MILEPOSTS—ACCEPTED: A scouting position with a group of NFL clubs by ALEX BELL, 51, after seven years as head football coach at Villanova University (35-30). A star end on two undefeated Villanova teams (1937-38), Bell had led the Wildcats to two postseason bowl games.
NAMED: As coach of the Los Angeles Lakers, WILLEM (Butch) VAN BREDA KOLFF, 44, who led Princeton to four Ivy League titles in the five years he was head coach of the Tigers. Van Breda Kolff succeeds FRED SCHAUS, 41, the Lakers' new general manager.
SIGNED: An estimated $500,000, four-year contract with the New York Knicks, by BILL BRADLEY, 23, the former Princeton All-America basketball star who was New York's No. 1 draft choice two years ago. Bradley, a Rhodes scholar at Oxford since then, will join the team next January after he completes his studies in England and serves a six-month tour of duty with the U.S. Air Force.

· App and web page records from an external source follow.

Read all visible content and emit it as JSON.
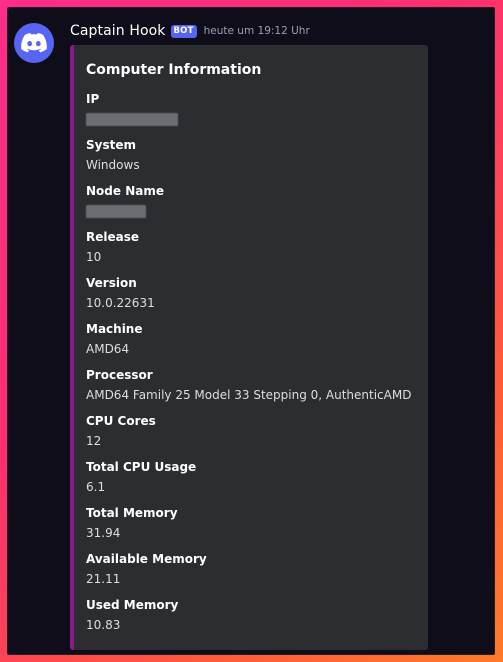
{
  "message": {
    "username": "Captain Hook",
    "badge": "BOT",
    "timestamp": "heute um 19:12 Uhr",
    "avatar_icon": "discord-logo-icon"
  },
  "embed": {
    "accent_color": "#8a1a8a",
    "title": "Computer Information",
    "fields": [
      {
        "name": "IP",
        "value": "",
        "redacted": true
      },
      {
        "name": "System",
        "value": "Windows"
      },
      {
        "name": "Node Name",
        "value": "",
        "redacted": true
      },
      {
        "name": "Release",
        "value": "10"
      },
      {
        "name": "Version",
        "value": "10.0.22631"
      },
      {
        "name": "Machine",
        "value": "AMD64"
      },
      {
        "name": "Processor",
        "value": "AMD64 Family 25 Model 33 Stepping 0, AuthenticAMD"
      },
      {
        "name": "CPU Cores",
        "value": "12"
      },
      {
        "name": "Total CPU Usage",
        "value": "6.1"
      },
      {
        "name": "Total Memory",
        "value": "31.94"
      },
      {
        "name": "Available Memory",
        "value": "21.11"
      },
      {
        "name": "Used Memory",
        "value": "10.83"
      }
    ]
  }
}
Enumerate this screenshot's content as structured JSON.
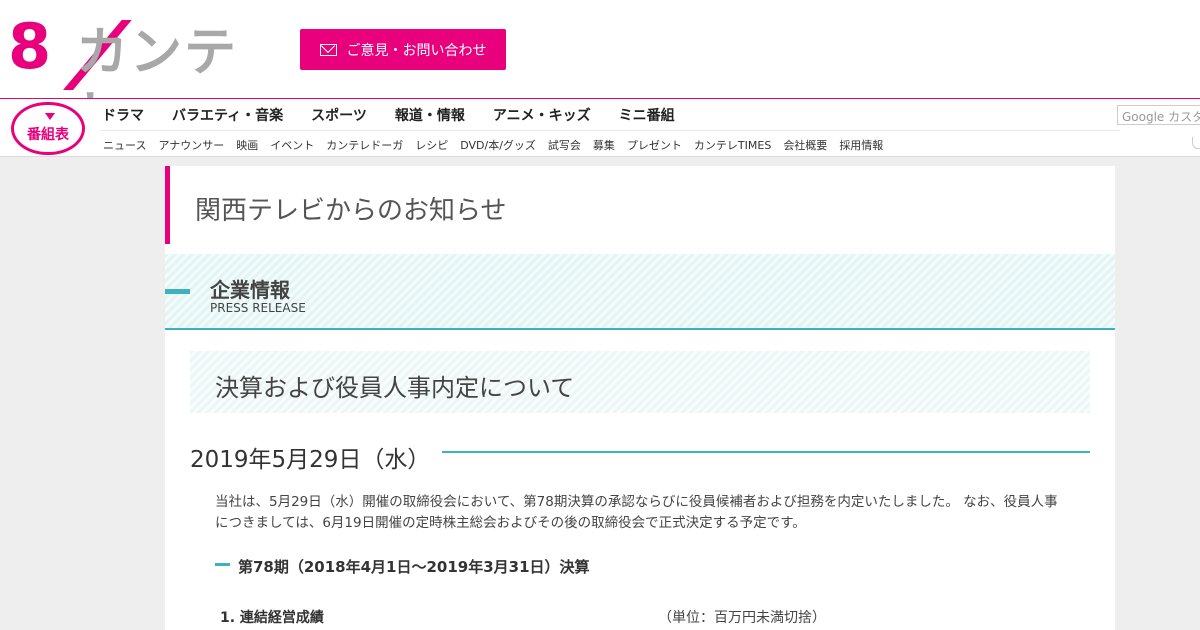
{
  "header": {
    "logo_number": "8",
    "logo_text": "カンテレ",
    "contact_button": "ご意見・お問い合わせ"
  },
  "nav": {
    "program_button": "番組表",
    "main": [
      "ドラマ",
      "バラエティ・音楽",
      "スポーツ",
      "報道・情報",
      "アニメ・キッズ",
      "ミニ番組"
    ],
    "sub": [
      "ニュース",
      "アナウンサー",
      "映画",
      "イベント",
      "カンテレドーガ",
      "レシピ",
      "DVD/本/グッズ",
      "試写会",
      "募集",
      "プレゼント",
      "カンテレTIMES",
      "会社概要",
      "採用情報"
    ],
    "search_placeholder": "Google カスタム検索"
  },
  "page": {
    "notice_title": "関西テレビからのお知らせ",
    "section_title": "企業情報",
    "section_subtitle": "PRESS RELEASE",
    "article_title": "決算および役員人事内定について",
    "date": "2019年5月29日（水）",
    "body": "当社は、5月29日（水）開催の取締役会において、第78期決算の承認ならびに役員候補者および担務を内定いたしました。 なお、役員人事につきましては、6月19日開催の定時株主総会およびその後の取締役会で正式決定する予定です。",
    "sub_heading": "第78期（2018年4月1日～2019年3月31日）決算",
    "list_label": "1. 連結経営成績",
    "unit_note": "（単位：百万円未満切捨）"
  },
  "colors": {
    "accent": "#e8007d",
    "teal": "#3db2bd",
    "logo_gray": "#a8a8a8"
  }
}
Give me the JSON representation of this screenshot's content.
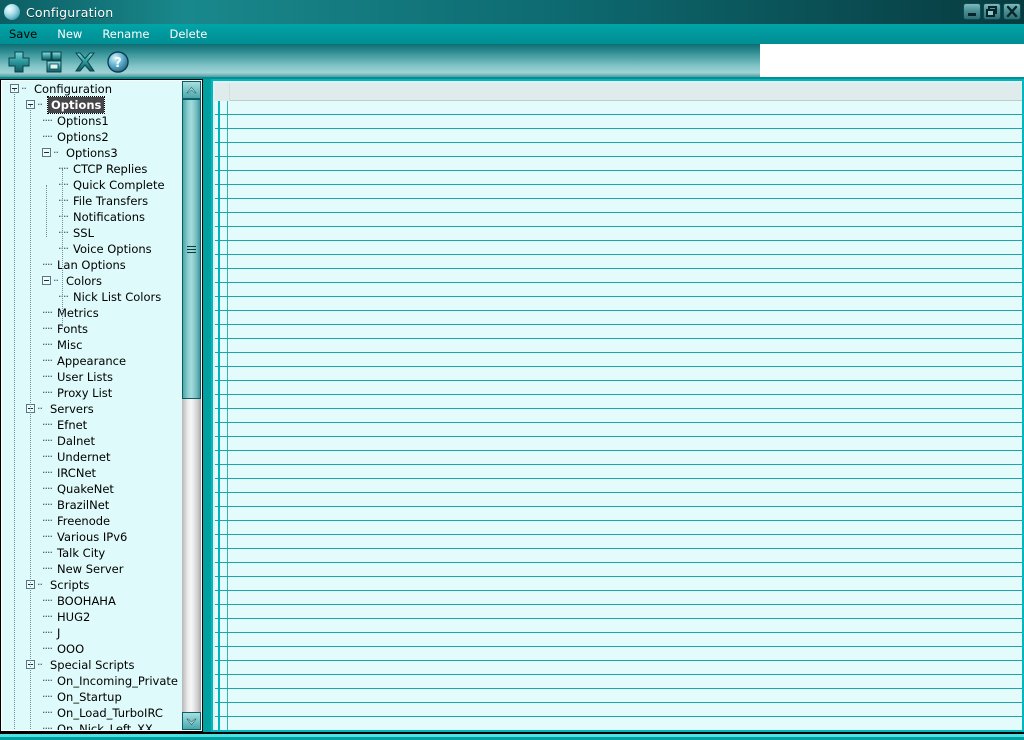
{
  "window": {
    "title": "Configuration",
    "icon": "sphere-icon",
    "controls": [
      {
        "name": "minimize",
        "glyph": "minimize-icon"
      },
      {
        "name": "restore",
        "glyph": "restore-icon"
      },
      {
        "name": "close",
        "glyph": "close-icon"
      }
    ]
  },
  "menubar": {
    "items": [
      {
        "label": "Save",
        "enabled": true
      },
      {
        "label": "New",
        "enabled": false
      },
      {
        "label": "Rename",
        "enabled": false
      },
      {
        "label": "Delete",
        "enabled": false
      }
    ]
  },
  "toolbar": {
    "buttons": [
      {
        "name": "add-icon",
        "title": "New"
      },
      {
        "name": "save-icon",
        "title": "Save"
      },
      {
        "name": "delete-icon",
        "title": "Delete"
      },
      {
        "name": "help-icon",
        "title": "Help"
      }
    ]
  },
  "tree": {
    "selected": "Options",
    "nodes": [
      {
        "label": "Configuration",
        "depth": 0,
        "expander": "minus"
      },
      {
        "label": "Options",
        "depth": 1,
        "expander": "minus",
        "selected": true
      },
      {
        "label": "Options1",
        "depth": 2,
        "expander": "leaf"
      },
      {
        "label": "Options2",
        "depth": 2,
        "expander": "leaf"
      },
      {
        "label": "Options3",
        "depth": 2,
        "expander": "minus"
      },
      {
        "label": "CTCP Replies",
        "depth": 3,
        "expander": "leaf"
      },
      {
        "label": "Quick Complete",
        "depth": 3,
        "expander": "leaf"
      },
      {
        "label": "File Transfers",
        "depth": 3,
        "expander": "leaf"
      },
      {
        "label": "Notifications",
        "depth": 3,
        "expander": "leaf"
      },
      {
        "label": "SSL",
        "depth": 3,
        "expander": "leaf"
      },
      {
        "label": "Voice Options",
        "depth": 3,
        "expander": "leaf"
      },
      {
        "label": "Lan Options",
        "depth": 2,
        "expander": "leaf"
      },
      {
        "label": "Colors",
        "depth": 2,
        "expander": "minus"
      },
      {
        "label": "Nick List Colors",
        "depth": 3,
        "expander": "leaf"
      },
      {
        "label": "Metrics",
        "depth": 2,
        "expander": "leaf"
      },
      {
        "label": "Fonts",
        "depth": 2,
        "expander": "leaf"
      },
      {
        "label": "Misc",
        "depth": 2,
        "expander": "leaf"
      },
      {
        "label": "Appearance",
        "depth": 2,
        "expander": "leaf"
      },
      {
        "label": "User Lists",
        "depth": 2,
        "expander": "leaf"
      },
      {
        "label": "Proxy List",
        "depth": 2,
        "expander": "leaf"
      },
      {
        "label": "Servers",
        "depth": 1,
        "expander": "minus"
      },
      {
        "label": "Efnet",
        "depth": 2,
        "expander": "leaf"
      },
      {
        "label": "Dalnet",
        "depth": 2,
        "expander": "leaf"
      },
      {
        "label": "Undernet",
        "depth": 2,
        "expander": "leaf"
      },
      {
        "label": "IRCNet",
        "depth": 2,
        "expander": "leaf"
      },
      {
        "label": "QuakeNet",
        "depth": 2,
        "expander": "leaf"
      },
      {
        "label": "BrazilNet",
        "depth": 2,
        "expander": "leaf"
      },
      {
        "label": "Freenode",
        "depth": 2,
        "expander": "leaf"
      },
      {
        "label": "Various IPv6",
        "depth": 2,
        "expander": "leaf"
      },
      {
        "label": "Talk City",
        "depth": 2,
        "expander": "leaf"
      },
      {
        "label": "New Server",
        "depth": 2,
        "expander": "leaf"
      },
      {
        "label": "Scripts",
        "depth": 1,
        "expander": "minus"
      },
      {
        "label": "BOOHAHA",
        "depth": 2,
        "expander": "leaf"
      },
      {
        "label": "HUG2",
        "depth": 2,
        "expander": "leaf"
      },
      {
        "label": "J",
        "depth": 2,
        "expander": "leaf"
      },
      {
        "label": "OOO",
        "depth": 2,
        "expander": "leaf"
      },
      {
        "label": "Special Scripts",
        "depth": 1,
        "expander": "minus"
      },
      {
        "label": "On_Incoming_Private",
        "depth": 2,
        "expander": "leaf"
      },
      {
        "label": "On_Startup",
        "depth": 2,
        "expander": "leaf"
      },
      {
        "label": "On_Load_TurboIRC",
        "depth": 2,
        "expander": "leaf"
      },
      {
        "label": "On_Nick_Left_XX",
        "depth": 2,
        "expander": "leaf"
      }
    ],
    "scrollbar": {
      "up_arrow": "chevron-up-icon",
      "down_arrow": "chevron-down-icon",
      "thumb_top_pct": 0,
      "thumb_height_pct": 49
    }
  },
  "grid": {
    "header_label": "",
    "row_count": 45,
    "rows": []
  },
  "colors": {
    "accent": "#00a0a0",
    "titlebar": "#0d6a70",
    "grid_border": "#00b7bd",
    "grid_row_line": "#1aa5aa",
    "tree_bg": "#dffafa",
    "selection": "#46464a"
  }
}
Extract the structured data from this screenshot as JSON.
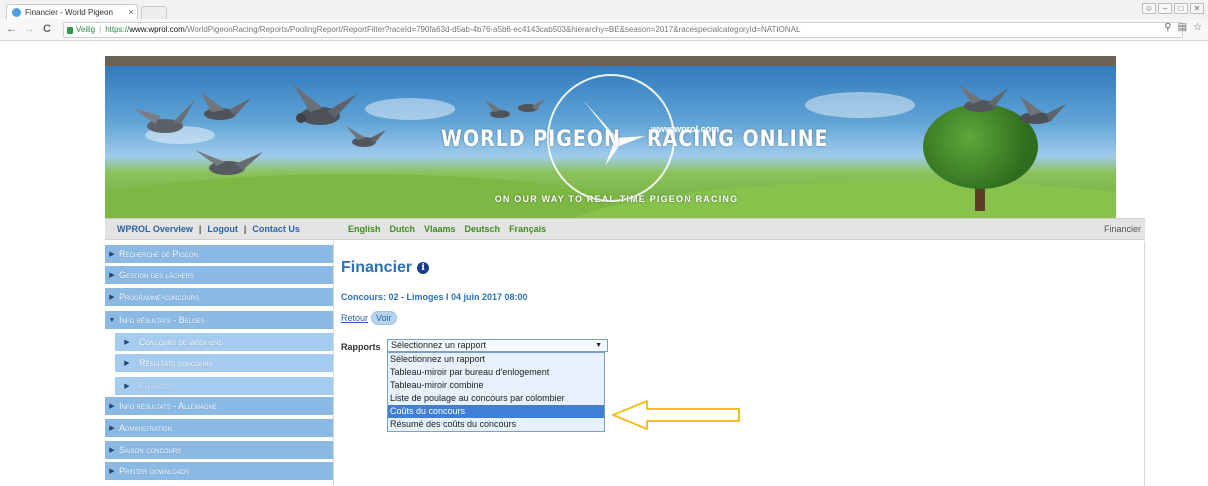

SIGNED: By Center LEROY ELLIS, 27, another year's contract with the Baltimore Bullets, after being threatened with legal action last week for having signed with the ABA's New York franchise. Ellis' explanation: "I was just a big mixed-up kid."
TRADED: By the Chicago Bears, five-time all-NFL end MIKE DITKA, 28, to the Philadelphia Eagles for Quarterback JACK CONCANNON, 24. Although he was the Eagles' No. 2 draft choice in 1964, Concannon has played only occasionally since. Ditka, the Bears' first draft pick six years ago, spent last season playing out his option and had received $50,000 from the AFL Houston Oilers to sign with them. He plans to keep the money.
RETIRED: NASCAR's "Golden Boy" and alltime money-winner ($370,000), FRED LORENZEN, 33, of Elmhurst, Ill., who announced that he wanted "to quit while I'm ahead."
DIED: JIM MACKENZIE, 37, head football coach at the University of Oklahoma; of a heart attack in Norman, Okla. Mackenzie, a former tackle at the University of Kentucky (1950-52) and assistant coach at Arkansas (1958-65), had succeeded Sooner Coach Gomer Jones in December 1965 and pushed last year's team to a 6-4 season, the best since Bud Wilkinson's 8-2 record in 1963.